[Stored items from a collection]

+===+

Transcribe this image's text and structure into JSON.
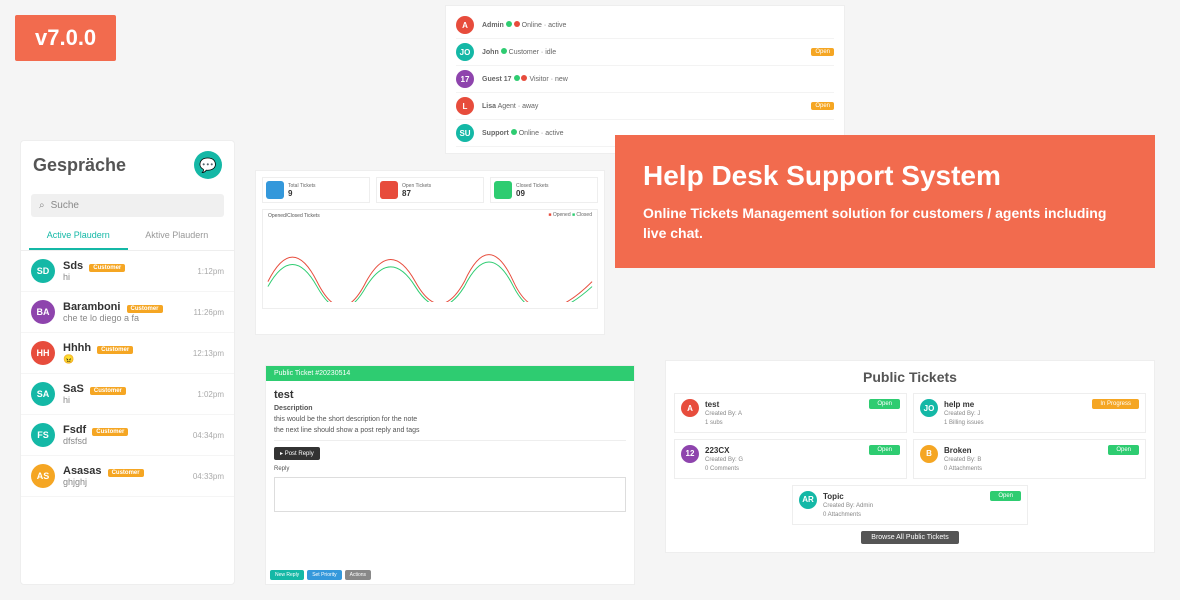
{
  "version": "v7.0.0",
  "hero": {
    "title": "Help Desk Support System",
    "subtitle": "Online Tickets Management solution for customers / agents including live chat."
  },
  "topList": [
    {
      "av": "A",
      "color": "#e74c3c",
      "name": "Admin",
      "meta": "Online · active",
      "badge": ""
    },
    {
      "av": "JO",
      "color": "#14b8a6",
      "name": "John",
      "meta": "Customer · idle",
      "badge": "Open"
    },
    {
      "av": "17",
      "color": "#8e44ad",
      "name": "Guest 17",
      "meta": "Visitor · new",
      "badge": ""
    },
    {
      "av": "L",
      "color": "#e74c3c",
      "name": "Lisa",
      "meta": "Agent · away",
      "badge": "Open"
    },
    {
      "av": "SU",
      "color": "#14b8a6",
      "name": "Support",
      "meta": "Online · active",
      "badge": ""
    }
  ],
  "chat": {
    "title": "Gespräche",
    "search": "Suche",
    "tabs": {
      "active": "Active Plaudern",
      "inactive": "Aktive Plaudern"
    },
    "items": [
      {
        "av": "SD",
        "color": "#14b8a6",
        "name": "Sds",
        "pill": "Customer",
        "msg": "hi",
        "time": "1:12pm"
      },
      {
        "av": "BA",
        "color": "#8e44ad",
        "name": "Baramboni",
        "pill": "Customer",
        "msg": "che te lo diego a fa",
        "time": "11:26pm"
      },
      {
        "av": "HH",
        "color": "#e74c3c",
        "name": "Hhhh",
        "pill": "Customer",
        "msg": "😠",
        "time": "12:13pm"
      },
      {
        "av": "SA",
        "color": "#14b8a6",
        "name": "SaS",
        "pill": "Customer",
        "msg": "hi",
        "time": "1:02pm"
      },
      {
        "av": "FS",
        "color": "#14b8a6",
        "name": "Fsdf",
        "pill": "Customer",
        "msg": "dfsfsd",
        "time": "04:34pm"
      },
      {
        "av": "AS",
        "color": "#f5a623",
        "name": "Asasas",
        "pill": "Customer",
        "msg": "ghjghj",
        "time": "04:33pm"
      }
    ]
  },
  "dash": {
    "cards": [
      {
        "color": "#3498db",
        "label": "Total Tickets",
        "num": "9"
      },
      {
        "color": "#e74c3c",
        "label": "Open Tickets",
        "num": "87"
      },
      {
        "color": "#2ecc71",
        "label": "Closed Tickets",
        "num": "09"
      }
    ],
    "graphTitle": "Opened/Closed Tickets",
    "legend": [
      "Opened",
      "Closed"
    ]
  },
  "ticketDetail": {
    "bar": "Public Ticket #20230514",
    "title": "test",
    "descLabel": "Description",
    "desc": "this would be the short description for the note",
    "line": "the next line should show a post reply and tags",
    "post": "Post Reply",
    "replyLabel": "Reply",
    "btns": [
      "New Reply",
      "Set Priority",
      "Actions"
    ]
  },
  "pub": {
    "title": "Public Tickets",
    "items": [
      {
        "av": "A",
        "color": "#e74c3c",
        "t": "test",
        "by": "Created By: A",
        "sub": "1 subs",
        "btn": "Open",
        "btnColor": "#2ecc71"
      },
      {
        "av": "JO",
        "color": "#14b8a6",
        "t": "help me",
        "by": "Created By: J",
        "sub": "1 Billing issues",
        "btn": "In Progress",
        "btnColor": "#f5a623"
      },
      {
        "av": "12",
        "color": "#8e44ad",
        "t": "223CX",
        "by": "Created By: G",
        "sub": "0 Comments",
        "btn": "Open",
        "btnColor": "#2ecc71"
      },
      {
        "av": "B",
        "color": "#f5a623",
        "t": "Broken",
        "by": "Created By: B",
        "sub": "0 Attachments",
        "btn": "Open",
        "btnColor": "#2ecc71"
      },
      {
        "av": "AR",
        "color": "#14b8a6",
        "t": "Topic",
        "by": "Created By: Admin",
        "sub": "0 Attachments",
        "btn": "Open",
        "btnColor": "#2ecc71"
      }
    ],
    "browse": "Browse All Public Tickets"
  }
}
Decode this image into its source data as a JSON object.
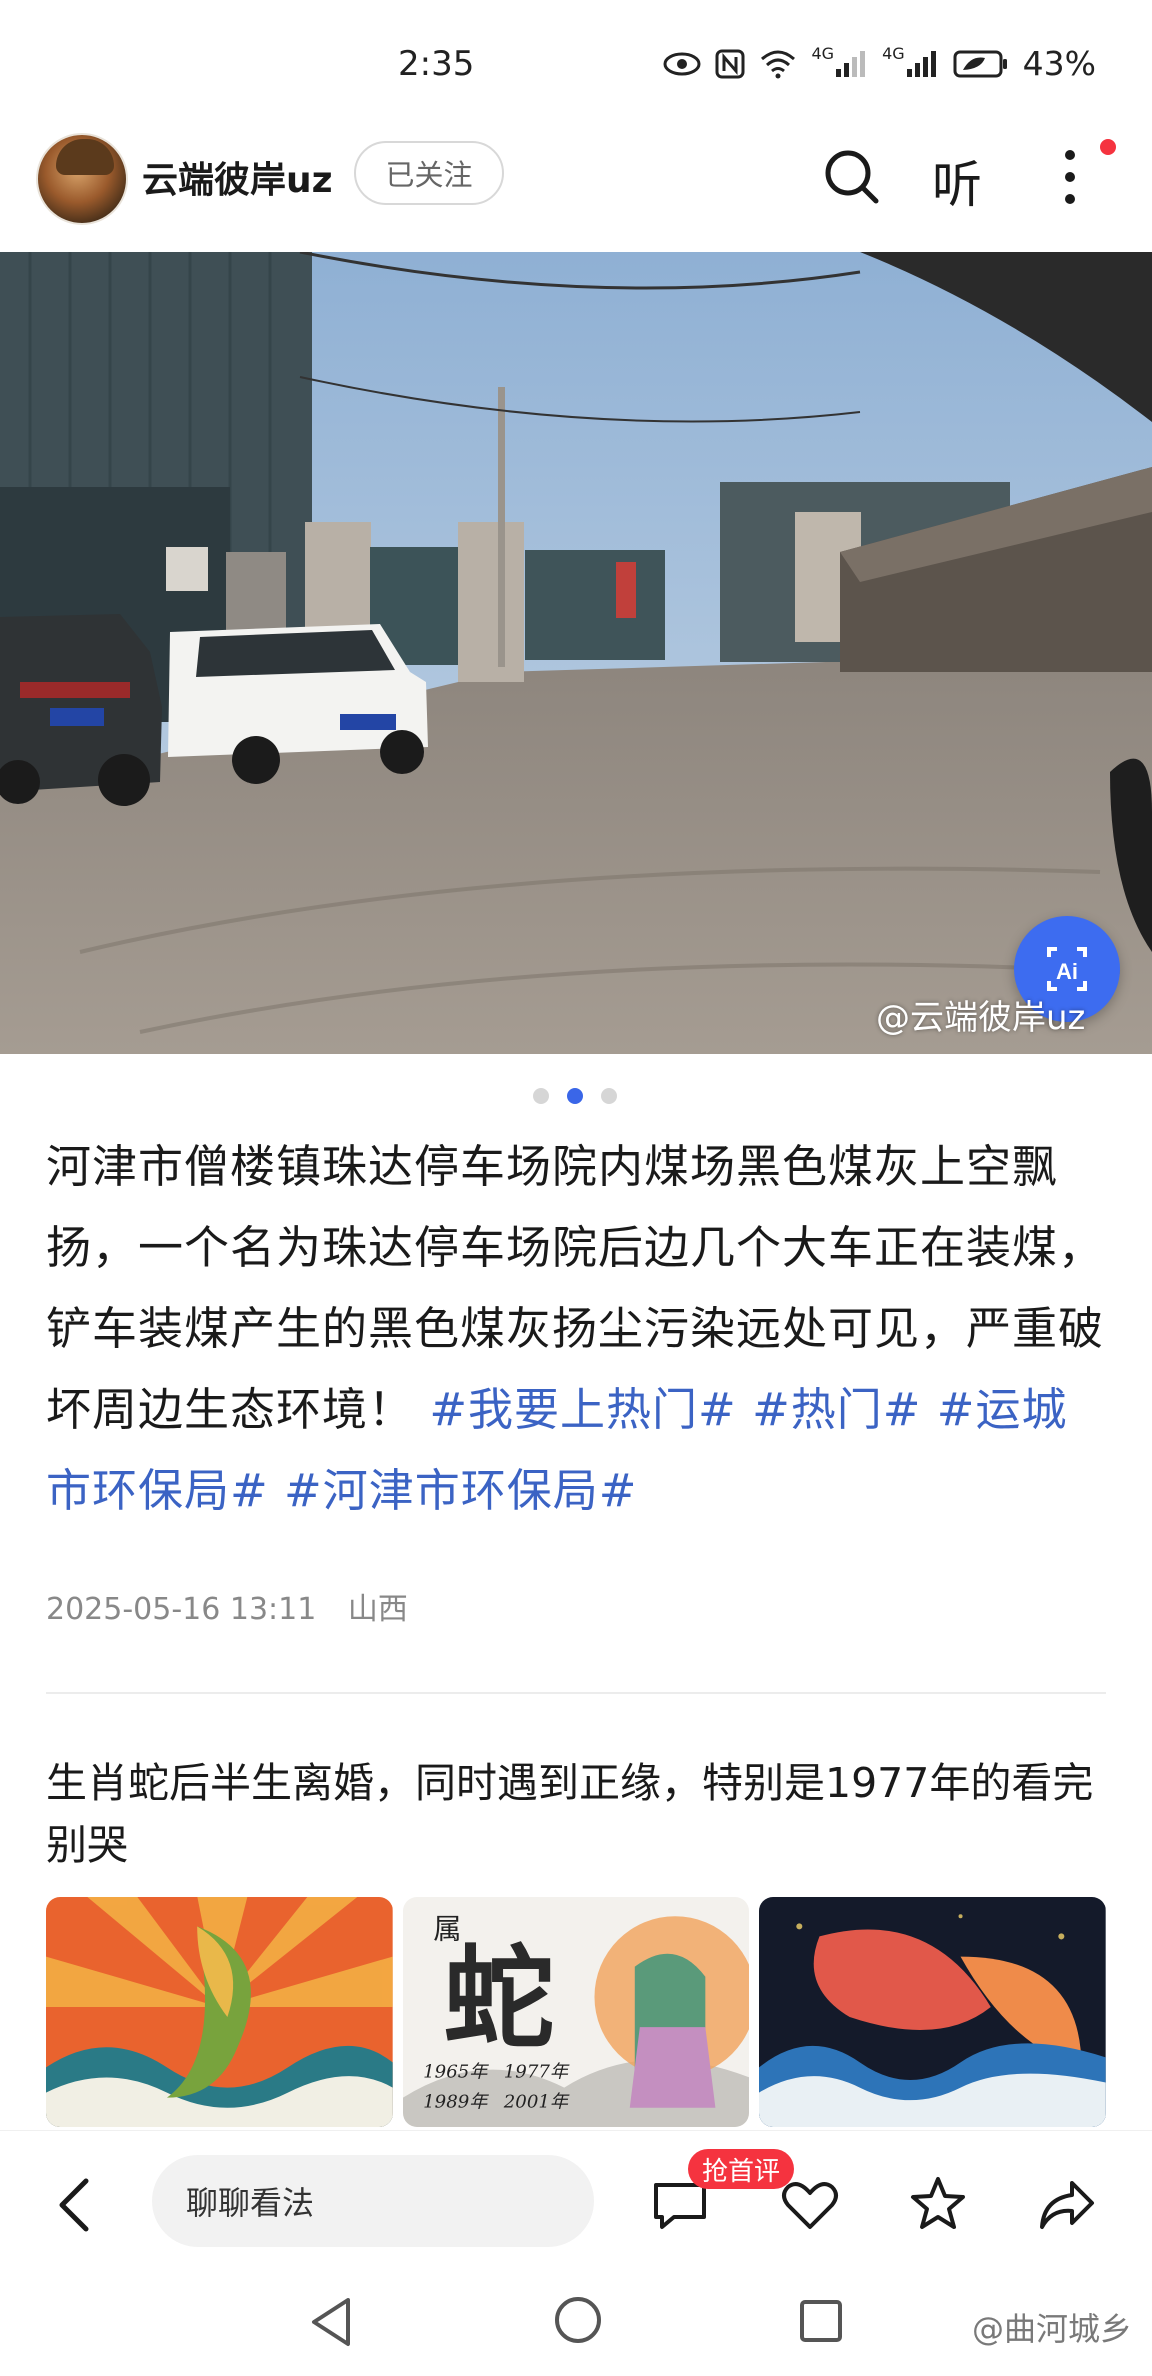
{
  "status_bar": {
    "time": "2:35",
    "network_1": "4G",
    "network_2": "4G",
    "battery": "43%",
    "icons": [
      "eye-icon",
      "nfc-icon",
      "wifi-icon",
      "signal-icon",
      "signal-icon",
      "battery-icon"
    ]
  },
  "header": {
    "username": "云端彼岸uz",
    "follow_label": "已关注",
    "listen_label": "听",
    "icons": [
      "search-icon",
      "more-icon"
    ],
    "has_notification_dot": true
  },
  "photo": {
    "watermark": "@云端彼岸uz",
    "ai_button_label": "Ai",
    "page_count": 3,
    "current_page": 2
  },
  "post": {
    "body": "河津市僧楼镇珠达停车场院内煤场黑色煤灰上空飘扬，一个名为珠达停车场院后边几个大车正在装煤，铲车装煤产生的黑色煤灰扬尘污染远处可见，严重破坏周边生态环境！",
    "tags": [
      "#我要上热门#",
      "#热门#",
      "#运城市环保局#",
      "#河津市环保局#"
    ],
    "date": "2025-05-16 13:11",
    "location": "山西"
  },
  "recommendation": {
    "title": "生肖蛇后半生离婚，同时遇到正缘，特别是1977年的看完别哭",
    "image_2_text": {
      "char_small": "属",
      "char_big": "蛇",
      "years": [
        "1965年",
        "1977年",
        "1989年",
        "2001年"
      ]
    }
  },
  "action_bar": {
    "comment_placeholder": "聊聊看法",
    "first_comment_badge": "抢首评",
    "icons": [
      "back-icon",
      "comment-icon",
      "like-icon",
      "favorite-icon",
      "share-icon"
    ]
  },
  "nav_bar": {
    "watermark": "@曲河城乡"
  },
  "colors": {
    "accent_blue": "#3b63c4",
    "ai_button": "#3d6cf0",
    "badge_red": "#f5333f"
  }
}
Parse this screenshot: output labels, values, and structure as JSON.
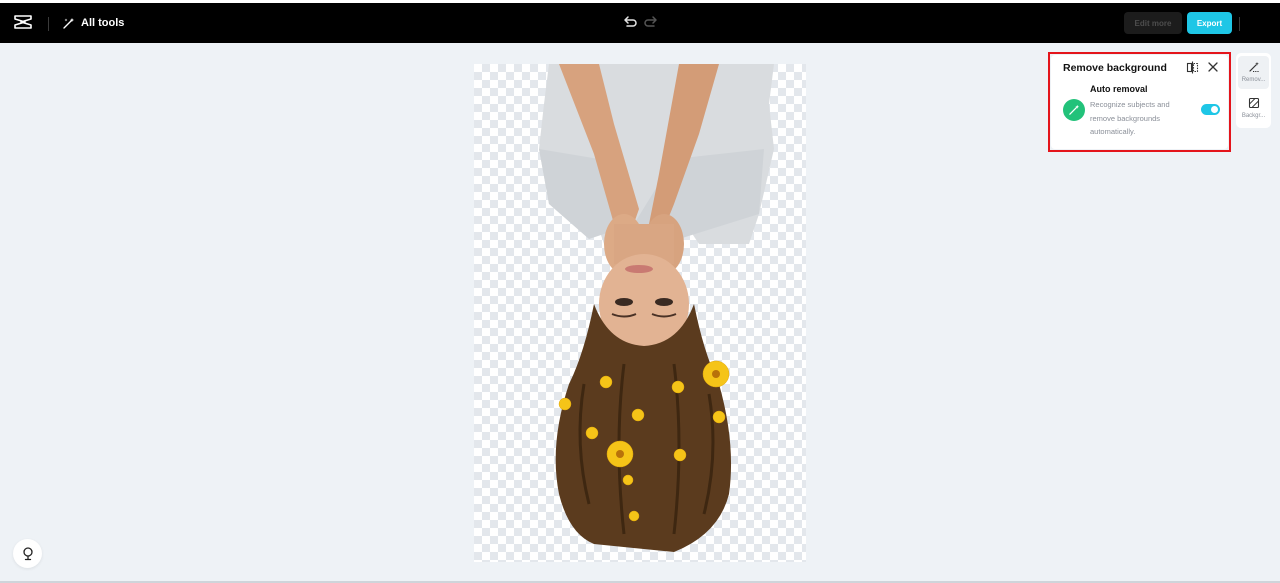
{
  "topbar": {
    "all_tools_label": "All tools",
    "edit_more_label": "Edit more",
    "export_label": "Export"
  },
  "icons": {
    "logo": "capcut-logo-icon",
    "all_tools": "magic-wand-icon",
    "undo": "undo-icon",
    "redo": "redo-icon",
    "compare": "compare-icon",
    "close": "close-icon",
    "auto_removal": "magic-wand-icon",
    "remove_tool": "remove-background-icon",
    "background_tool": "background-icon",
    "help": "lightbulb-icon"
  },
  "panel": {
    "title": "Remove background",
    "auto_removal": {
      "title": "Auto removal",
      "description": "Recognize subjects and remove backgrounds automatically.",
      "enabled": true
    }
  },
  "rail": {
    "items": [
      {
        "label": "Remov...",
        "active": true
      },
      {
        "label": "Backgr...",
        "active": false
      }
    ]
  },
  "colors": {
    "accent": "#1ec6e6",
    "highlight": "#e4141b",
    "auto_icon_bg": "#22c27a",
    "topbar_bg": "#000000",
    "workspace_bg": "#eef2f6"
  }
}
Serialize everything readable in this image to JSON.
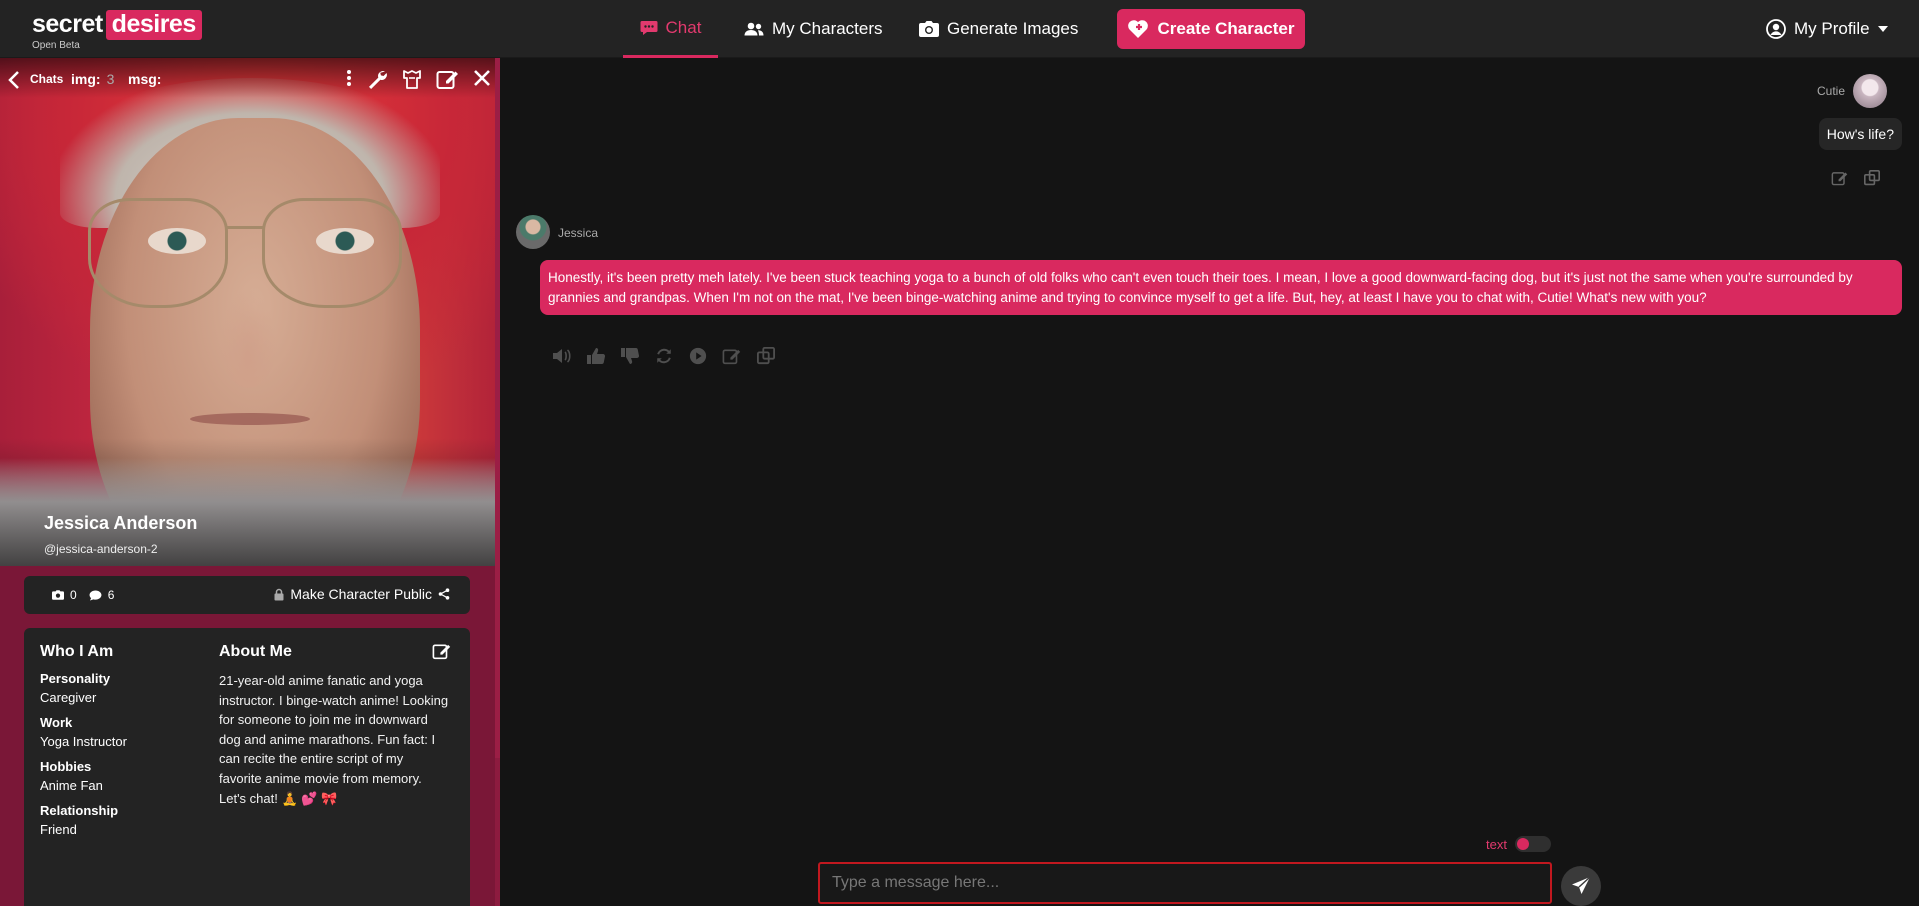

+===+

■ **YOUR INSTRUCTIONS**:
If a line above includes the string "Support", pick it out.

■ **WORKED SOLUTION**:
    "title": "Help Desk Support System",
      "name": "Support",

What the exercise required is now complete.